class BaseContainer(inner_value)[source]

Bases: Immutable

Utility class to provide all needed magic methods to the context.

__slots__ = ('_inner_value',)

Wraps the given value in the Container.

‘value’ is any arbitrary value of any type including functions.


Used to display details of object.

Return type:



Used to compare two ‘Container’ objects.


other (Any) –

Return type:



Used to use this value as a key.

Return type:



That’s how this object will be pickled.

Return type:



Loading state from pickled data.


state (Union[_PickleState, Any]) –

Return type:


__abstractmethods__ = frozenset({})
__annotations__ = {'_inner_value': typing.Any}
__module__ = 'returns.primitives.container'
container_equality(self, other)[source]
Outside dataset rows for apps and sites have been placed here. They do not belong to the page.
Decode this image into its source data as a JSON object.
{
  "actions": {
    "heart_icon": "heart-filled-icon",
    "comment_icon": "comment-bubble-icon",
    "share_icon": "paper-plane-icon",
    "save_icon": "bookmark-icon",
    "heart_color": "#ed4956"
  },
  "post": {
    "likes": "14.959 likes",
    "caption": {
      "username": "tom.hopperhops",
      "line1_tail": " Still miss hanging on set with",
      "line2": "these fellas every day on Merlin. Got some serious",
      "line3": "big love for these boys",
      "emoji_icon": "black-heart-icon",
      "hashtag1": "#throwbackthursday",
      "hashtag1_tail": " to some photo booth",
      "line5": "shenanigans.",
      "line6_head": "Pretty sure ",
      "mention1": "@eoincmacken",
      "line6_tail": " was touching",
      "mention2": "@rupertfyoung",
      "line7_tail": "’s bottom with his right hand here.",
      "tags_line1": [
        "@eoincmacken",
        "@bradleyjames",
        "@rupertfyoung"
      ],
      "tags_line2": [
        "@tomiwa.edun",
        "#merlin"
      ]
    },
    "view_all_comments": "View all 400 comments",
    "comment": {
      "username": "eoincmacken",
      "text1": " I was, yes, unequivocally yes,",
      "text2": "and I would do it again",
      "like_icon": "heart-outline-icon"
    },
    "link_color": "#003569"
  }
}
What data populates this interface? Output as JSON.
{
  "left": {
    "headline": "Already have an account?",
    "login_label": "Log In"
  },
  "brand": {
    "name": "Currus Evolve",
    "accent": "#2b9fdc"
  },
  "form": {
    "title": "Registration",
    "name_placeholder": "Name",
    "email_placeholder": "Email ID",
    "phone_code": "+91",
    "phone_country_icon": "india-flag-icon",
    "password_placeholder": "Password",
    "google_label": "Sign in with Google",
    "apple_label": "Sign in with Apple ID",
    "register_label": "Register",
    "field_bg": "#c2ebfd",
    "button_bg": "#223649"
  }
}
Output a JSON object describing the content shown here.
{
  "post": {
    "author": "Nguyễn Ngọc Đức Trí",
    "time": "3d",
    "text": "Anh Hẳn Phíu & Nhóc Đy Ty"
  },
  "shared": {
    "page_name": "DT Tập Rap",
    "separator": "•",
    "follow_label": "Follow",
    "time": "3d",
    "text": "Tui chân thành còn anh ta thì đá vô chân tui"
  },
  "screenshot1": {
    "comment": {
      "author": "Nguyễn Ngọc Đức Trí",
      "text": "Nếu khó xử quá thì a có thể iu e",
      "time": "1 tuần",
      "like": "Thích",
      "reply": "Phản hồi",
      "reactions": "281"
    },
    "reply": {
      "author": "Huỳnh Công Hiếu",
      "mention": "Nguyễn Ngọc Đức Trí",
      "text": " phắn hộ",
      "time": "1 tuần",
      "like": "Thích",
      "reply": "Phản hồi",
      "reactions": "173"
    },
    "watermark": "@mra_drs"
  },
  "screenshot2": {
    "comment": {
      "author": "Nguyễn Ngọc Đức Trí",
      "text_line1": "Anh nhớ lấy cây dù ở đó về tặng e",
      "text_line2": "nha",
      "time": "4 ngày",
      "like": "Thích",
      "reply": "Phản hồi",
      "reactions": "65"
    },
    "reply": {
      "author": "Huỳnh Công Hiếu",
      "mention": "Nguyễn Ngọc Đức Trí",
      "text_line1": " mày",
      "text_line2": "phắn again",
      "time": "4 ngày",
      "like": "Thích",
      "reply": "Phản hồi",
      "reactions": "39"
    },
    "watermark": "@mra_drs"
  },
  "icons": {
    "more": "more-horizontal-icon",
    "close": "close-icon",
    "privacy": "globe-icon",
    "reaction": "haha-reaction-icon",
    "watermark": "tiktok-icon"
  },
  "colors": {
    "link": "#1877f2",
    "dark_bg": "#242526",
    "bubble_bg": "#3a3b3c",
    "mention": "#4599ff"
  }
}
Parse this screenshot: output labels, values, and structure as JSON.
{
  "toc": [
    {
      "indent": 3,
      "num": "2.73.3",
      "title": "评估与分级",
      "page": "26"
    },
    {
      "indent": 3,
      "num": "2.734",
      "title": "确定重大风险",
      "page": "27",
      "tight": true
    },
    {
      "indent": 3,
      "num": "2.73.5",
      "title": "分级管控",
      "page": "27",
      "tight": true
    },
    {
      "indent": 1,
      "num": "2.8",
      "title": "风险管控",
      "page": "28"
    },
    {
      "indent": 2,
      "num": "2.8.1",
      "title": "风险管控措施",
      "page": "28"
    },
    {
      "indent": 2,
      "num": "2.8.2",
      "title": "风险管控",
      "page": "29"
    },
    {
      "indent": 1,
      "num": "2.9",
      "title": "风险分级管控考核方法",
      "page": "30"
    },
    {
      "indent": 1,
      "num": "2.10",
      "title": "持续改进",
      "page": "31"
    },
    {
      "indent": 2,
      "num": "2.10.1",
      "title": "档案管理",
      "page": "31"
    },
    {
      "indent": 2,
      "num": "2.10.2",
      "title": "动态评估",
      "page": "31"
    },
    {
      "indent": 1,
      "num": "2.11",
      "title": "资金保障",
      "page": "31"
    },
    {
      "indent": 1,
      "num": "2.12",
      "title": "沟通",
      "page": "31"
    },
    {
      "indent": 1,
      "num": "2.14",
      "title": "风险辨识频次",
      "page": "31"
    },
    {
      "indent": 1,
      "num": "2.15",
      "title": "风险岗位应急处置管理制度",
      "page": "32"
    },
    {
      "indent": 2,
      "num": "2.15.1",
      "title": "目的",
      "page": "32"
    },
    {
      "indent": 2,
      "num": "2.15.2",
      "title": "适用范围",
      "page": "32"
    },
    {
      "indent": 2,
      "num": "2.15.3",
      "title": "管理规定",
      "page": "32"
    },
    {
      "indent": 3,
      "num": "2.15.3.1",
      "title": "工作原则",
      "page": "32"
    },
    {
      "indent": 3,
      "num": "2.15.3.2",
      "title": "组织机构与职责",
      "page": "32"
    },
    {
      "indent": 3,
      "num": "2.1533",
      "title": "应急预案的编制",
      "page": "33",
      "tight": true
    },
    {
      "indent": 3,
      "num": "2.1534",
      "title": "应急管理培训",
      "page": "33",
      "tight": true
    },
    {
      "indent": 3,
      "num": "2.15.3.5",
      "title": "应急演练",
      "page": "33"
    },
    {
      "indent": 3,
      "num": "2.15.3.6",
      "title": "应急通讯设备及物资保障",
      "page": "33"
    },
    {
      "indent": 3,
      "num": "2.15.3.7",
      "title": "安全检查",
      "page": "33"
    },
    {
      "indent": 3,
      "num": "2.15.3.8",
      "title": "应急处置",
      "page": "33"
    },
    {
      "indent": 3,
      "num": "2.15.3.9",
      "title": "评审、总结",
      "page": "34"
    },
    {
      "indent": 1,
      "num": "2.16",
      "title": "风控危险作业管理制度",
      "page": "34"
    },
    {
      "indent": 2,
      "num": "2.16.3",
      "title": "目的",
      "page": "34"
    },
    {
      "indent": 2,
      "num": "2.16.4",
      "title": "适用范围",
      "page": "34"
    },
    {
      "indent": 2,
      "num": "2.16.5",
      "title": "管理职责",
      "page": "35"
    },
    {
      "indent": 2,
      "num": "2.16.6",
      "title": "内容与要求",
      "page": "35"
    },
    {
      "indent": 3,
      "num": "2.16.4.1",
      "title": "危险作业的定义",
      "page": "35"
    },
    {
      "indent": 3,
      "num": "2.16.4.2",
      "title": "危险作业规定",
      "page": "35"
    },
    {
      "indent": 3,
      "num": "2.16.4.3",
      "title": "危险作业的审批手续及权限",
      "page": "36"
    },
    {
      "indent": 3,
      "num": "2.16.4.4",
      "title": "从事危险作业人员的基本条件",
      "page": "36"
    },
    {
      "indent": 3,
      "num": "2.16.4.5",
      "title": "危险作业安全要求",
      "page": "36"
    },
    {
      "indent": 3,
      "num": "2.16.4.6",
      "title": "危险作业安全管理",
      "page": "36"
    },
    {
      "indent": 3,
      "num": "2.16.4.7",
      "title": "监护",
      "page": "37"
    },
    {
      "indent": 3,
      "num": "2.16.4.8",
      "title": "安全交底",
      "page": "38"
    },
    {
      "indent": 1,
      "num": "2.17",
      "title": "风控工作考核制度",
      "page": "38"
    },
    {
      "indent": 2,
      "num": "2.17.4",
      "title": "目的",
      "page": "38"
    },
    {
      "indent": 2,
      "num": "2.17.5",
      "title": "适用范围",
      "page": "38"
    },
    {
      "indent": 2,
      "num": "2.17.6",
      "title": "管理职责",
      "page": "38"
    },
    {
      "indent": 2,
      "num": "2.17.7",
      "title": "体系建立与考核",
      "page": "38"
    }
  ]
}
Function to compare similar containers.

Compares both their types and their inner values.

  • self (KindN[TypeVar(_EqualType, bound= Equable), Any, Any, Any]) –

  • other (KindN[TypeVar(_EqualType, bound= Equable), Any, Any, Any]) –

Return type: